This month the imprint will publish three “critically acclaimed, prize-winning fiction titles”—from Egypt Morocco and Palestine—with a fourth to be published in April.

Nigel Fletcher-Jones, director of AUC Press, is quoted in a writeup at The Bookseller:

Nigel Fletcher-Jones

Nigel Fletcher-Jones

“While we remain very proud of our role in developing the international careers of many Middle Eastern authors through our translations from Arabic, we believe that the new imprint will more closely fit with contemporary reader’s desire to access a more complex mixture of novels which includes titles of wider public appeal alongside literary fiction.

“We believe that our long and extensive experience in developing the best in Arabic fiction for the global market will continue to be our most important asset.”

The three titles to be published in March are:

  • The Televangelist by Ibrahim Essa, translated by Jonathan Wright;
  • Time of White Horses by Ibrahim Nasrallah, translated by Nancy Roberts; and
  • Whitefly by Abdelilah Hamdouchi, translated by Jonathan Smolin.

A Rare Blue Bird Flies With Me by Youssel Fadel and translated by Jonathan Smolin is to be published in April.

This oneTitles promised for Hoopoe’s Fall 2016 list include three International Prize for Arabic Fiction-shortlisted novels: Mohamed Rabie’s Otared, Khaled Khalifa’s No Knives in the Kitchens of This City, and Hammour Ziada’s The Longing of the Dervish, which also received the Naguib Mahfouz Medal for Literature.

Hoopoe will bring back reprints of Abdelilah Hamdouchi’s detective novel The Final Bet and Khairy Shalaby’s The Time-Travels of the Man Who Sold Pickles and Sweets.

In nature, a hoopoe is a bird with colorful feathers. ArabLit.org tells us that in his epic The Conference of the Birds, Sufi poet Farid ud-Din Attar casts the hoopoe as the leader of all birds and the storyteller on the flock’s quest for enlightenment.

In the Qu’ran and Torah, the hoopoe is depicted as a trusted emissary, carrying messages across the Holy lands between prophets, kings and queens.

And in Ancient Egypt, a hoopoe represents the afterlife and has long been considered a source of good fortune.

About the Author

Dennis Abrams

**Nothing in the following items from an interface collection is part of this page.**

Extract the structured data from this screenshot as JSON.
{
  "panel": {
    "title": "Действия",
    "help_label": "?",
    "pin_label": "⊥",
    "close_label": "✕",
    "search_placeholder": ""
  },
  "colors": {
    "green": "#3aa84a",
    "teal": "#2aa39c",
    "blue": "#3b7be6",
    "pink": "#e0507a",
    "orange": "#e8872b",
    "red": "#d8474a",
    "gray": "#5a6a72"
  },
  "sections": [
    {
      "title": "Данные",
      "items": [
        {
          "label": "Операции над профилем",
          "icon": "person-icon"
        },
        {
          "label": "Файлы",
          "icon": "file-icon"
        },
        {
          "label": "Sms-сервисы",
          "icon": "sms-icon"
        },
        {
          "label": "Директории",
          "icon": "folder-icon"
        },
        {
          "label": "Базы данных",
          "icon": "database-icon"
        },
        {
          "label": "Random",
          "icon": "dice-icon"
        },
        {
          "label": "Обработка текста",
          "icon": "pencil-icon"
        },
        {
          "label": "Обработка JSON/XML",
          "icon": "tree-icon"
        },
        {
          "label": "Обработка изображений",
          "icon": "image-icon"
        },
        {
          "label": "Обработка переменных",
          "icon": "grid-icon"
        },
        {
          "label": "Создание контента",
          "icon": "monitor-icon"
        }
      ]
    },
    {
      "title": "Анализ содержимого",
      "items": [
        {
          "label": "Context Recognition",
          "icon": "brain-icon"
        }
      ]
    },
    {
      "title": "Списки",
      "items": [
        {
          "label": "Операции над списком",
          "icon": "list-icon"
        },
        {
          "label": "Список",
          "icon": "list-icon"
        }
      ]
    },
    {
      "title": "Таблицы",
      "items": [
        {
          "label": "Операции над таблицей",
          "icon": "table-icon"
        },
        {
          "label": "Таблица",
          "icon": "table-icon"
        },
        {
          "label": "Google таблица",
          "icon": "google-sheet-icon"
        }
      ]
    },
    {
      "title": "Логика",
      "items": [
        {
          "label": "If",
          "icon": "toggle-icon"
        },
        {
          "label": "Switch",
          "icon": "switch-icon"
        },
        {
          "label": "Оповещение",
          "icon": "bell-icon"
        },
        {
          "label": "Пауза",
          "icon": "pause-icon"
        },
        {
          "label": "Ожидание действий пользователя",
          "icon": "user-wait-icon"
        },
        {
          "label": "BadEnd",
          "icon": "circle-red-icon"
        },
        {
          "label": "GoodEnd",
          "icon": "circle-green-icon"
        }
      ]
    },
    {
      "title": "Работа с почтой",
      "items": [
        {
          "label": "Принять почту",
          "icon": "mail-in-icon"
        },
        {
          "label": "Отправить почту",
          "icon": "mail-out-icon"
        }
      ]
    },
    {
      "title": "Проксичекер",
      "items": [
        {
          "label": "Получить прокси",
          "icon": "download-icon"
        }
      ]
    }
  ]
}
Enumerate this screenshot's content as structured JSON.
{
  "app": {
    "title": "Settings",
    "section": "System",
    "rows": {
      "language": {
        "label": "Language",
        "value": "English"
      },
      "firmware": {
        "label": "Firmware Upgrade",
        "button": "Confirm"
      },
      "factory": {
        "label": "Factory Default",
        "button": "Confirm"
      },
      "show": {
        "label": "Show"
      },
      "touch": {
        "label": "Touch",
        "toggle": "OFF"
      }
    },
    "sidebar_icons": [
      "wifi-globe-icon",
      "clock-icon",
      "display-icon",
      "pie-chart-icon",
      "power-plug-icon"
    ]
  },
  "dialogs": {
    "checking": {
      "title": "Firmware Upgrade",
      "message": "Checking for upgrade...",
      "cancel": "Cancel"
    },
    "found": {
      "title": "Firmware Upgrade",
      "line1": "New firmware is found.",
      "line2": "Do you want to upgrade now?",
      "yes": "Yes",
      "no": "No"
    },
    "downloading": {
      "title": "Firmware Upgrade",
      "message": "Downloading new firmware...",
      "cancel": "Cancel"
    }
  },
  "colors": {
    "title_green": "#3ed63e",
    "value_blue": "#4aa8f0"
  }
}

Dennis Abrams is a contributing editor for Publishing Perspectives, responsible for news, children’s publishing and media. He’s also a restaurant critic, literary blogger, and the author of “The Play’s The Thing,” a complete YA guide to the plays of William Shakespeare published by Pentian, as well as more than 30 YA biographies and histories for Chelsea House publishers.